Buying a home can be exciting and nerve-wracking at the same time, especially if you are a first time home buyer. These tips will help you learn what mistakes to avoid, what you need to have in order to qualify for a loan, help you save money, and overall navigate through this journey you will embark on.
1. Weigh the pros and cons of buying a home
Owning a home can be a rewarding experience, but it’s important to prepare for this major milestone. Carefully weigh the pros and cons of purchasing a home versus continuing to rent, and determine whether buying a home is the right decision for you and your family.
2. Look at the big picture
While buying a house can be exciting, it can be labor intensive and expensive. Leaky roofs, plumbing issues and other home repairs can quickly add up. Consider the cost of general maintenance and unexpected expenses when determining if you’re ready for homeownership.

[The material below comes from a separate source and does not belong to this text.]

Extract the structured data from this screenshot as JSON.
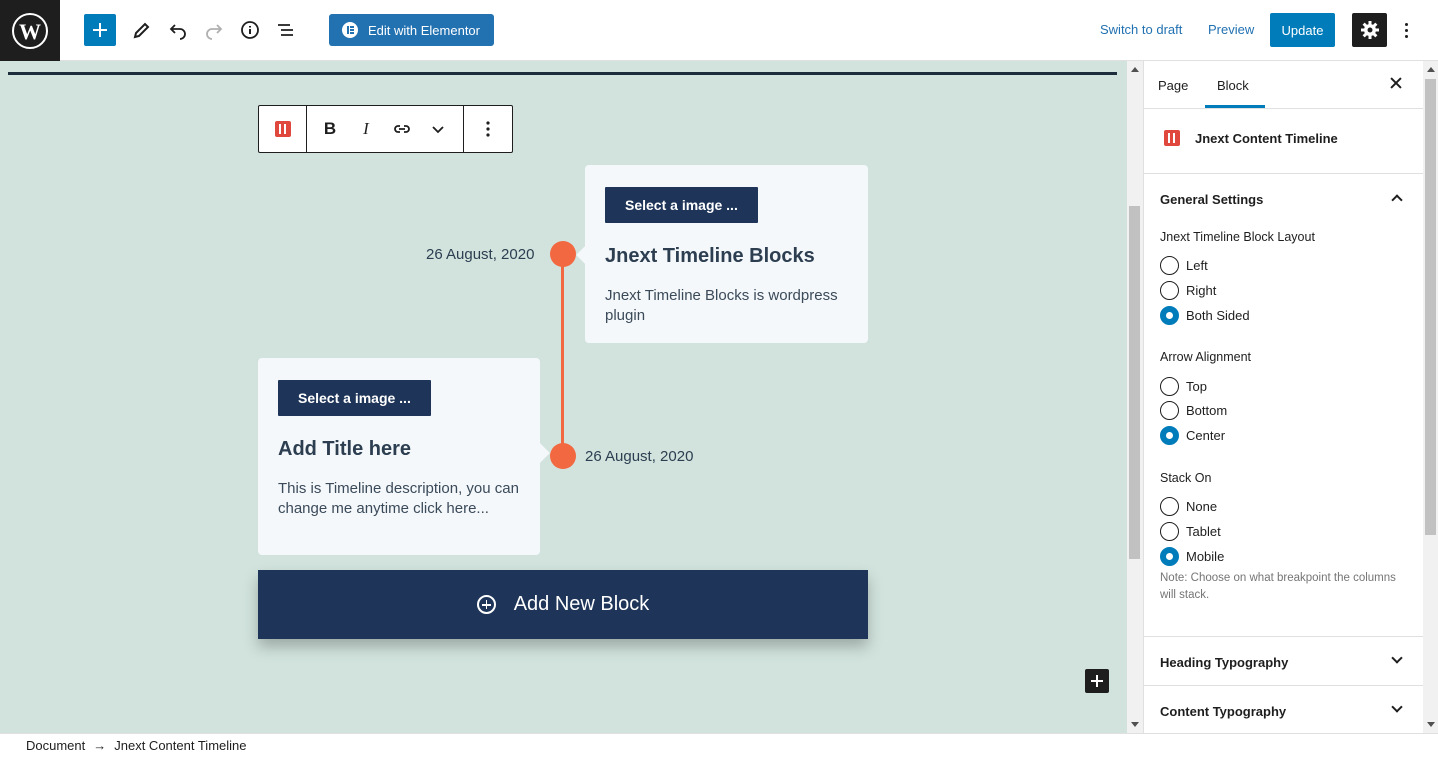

3. Check your credit
Take a look at your credit report and FICO score. They will impact your overall loan costs. Once you get your free annual credit report, review it for any errors or unresolved issues and contact the appropriate credit-reporting bureau: Experian, Equifax and TransUnion. Doing this will help ensure they are corrected. You can obtain your credit report from each of these bureaus by visiting AnnualCreditReport.
4. Get pre-qualified
Your Mid America Mortgage Services loan officer can help you determine the loan amount you might qualify for through a pre-qualification process. Being pre-qualified before searching for a home is very useful because it helps you look for homes within your price range. Real estate agents also appreciate buyers who submit offers on homes with a pre-qualification letter. Call Mid America Mortgage Services today to start the pre-qualification process.
5. Prepare a budget
While pre-qualification can serve as an estimate of what you may be able to borrow, it’s equally important that you feel comfortable with your monthly payments. Before applying for any loan—and especially for something the size of a mortgage—it’s important to determine how much you can afford to pay each month. We suggest writing out a list of all of your current monthly expenses, as well as how much you save each month. Typically, it’s recommended that you spend no more than 28 percent of your monthly income on housing expenses, including your mortgage, taxes and insurance costs. Our loan calculator can help estimate the cost of your monthly payment so you can set a budget that works for you.
6. Don’t forget taxes and insurance
Contact a local insurance agent for an estimate on a comparable property in the area you’re considering. To get a better idea of what you’ll pay in taxes, check the local property assessor’s website. Remember that the amount of taxes a homeowner is currently paying and what you can expect to pay may differ depending on exemptions and local tax laws.
7. Putting money down
Most mortgage programs require you to make a down payment when you purchase a home. The amount of the required down payment will vary, depending on the type of mortgage program.
8. Begin your home search
Decide on a location and identify the features you want in a home. Check local listings, compare prices of similar homes and consult with your real estate agent to help determine the amount you can expect to pay. If you’re not already working with a real estate agent, consult with friends, neighbors or a local real estate agent association for help finding one that specializes in housing options in your area.
9. Loan application process
In addition to determining the type of mortgage you will need to gather the right documents. This is a critical step that can save time and frustration down the road. To ensure a smooth loan application process, you’ll likely need to collect:
- Name and address of employer(s) for the past two years
- Pay stubs for the last 30 days showing year-to-date and current period earnings
- Any documentation of additional income
- Checking, savings, retirement and investment account statements for the past two or three months
- Credit cards, loans and other debt-related documents
10. Closing the deal
Once you’ve found the home of your dreams, there are steps related to sealing the deal, including negotiating a purchase price, getting an appraisal and scheduling an inspection. Once you and the seller reach an agreement, you’ll want to consider closing costs. They typically include origination fees, title and settlement fees, taxes, and prepaid items like homeowner’s insurance or association fees. Your realtor can help you determine all property-related costs.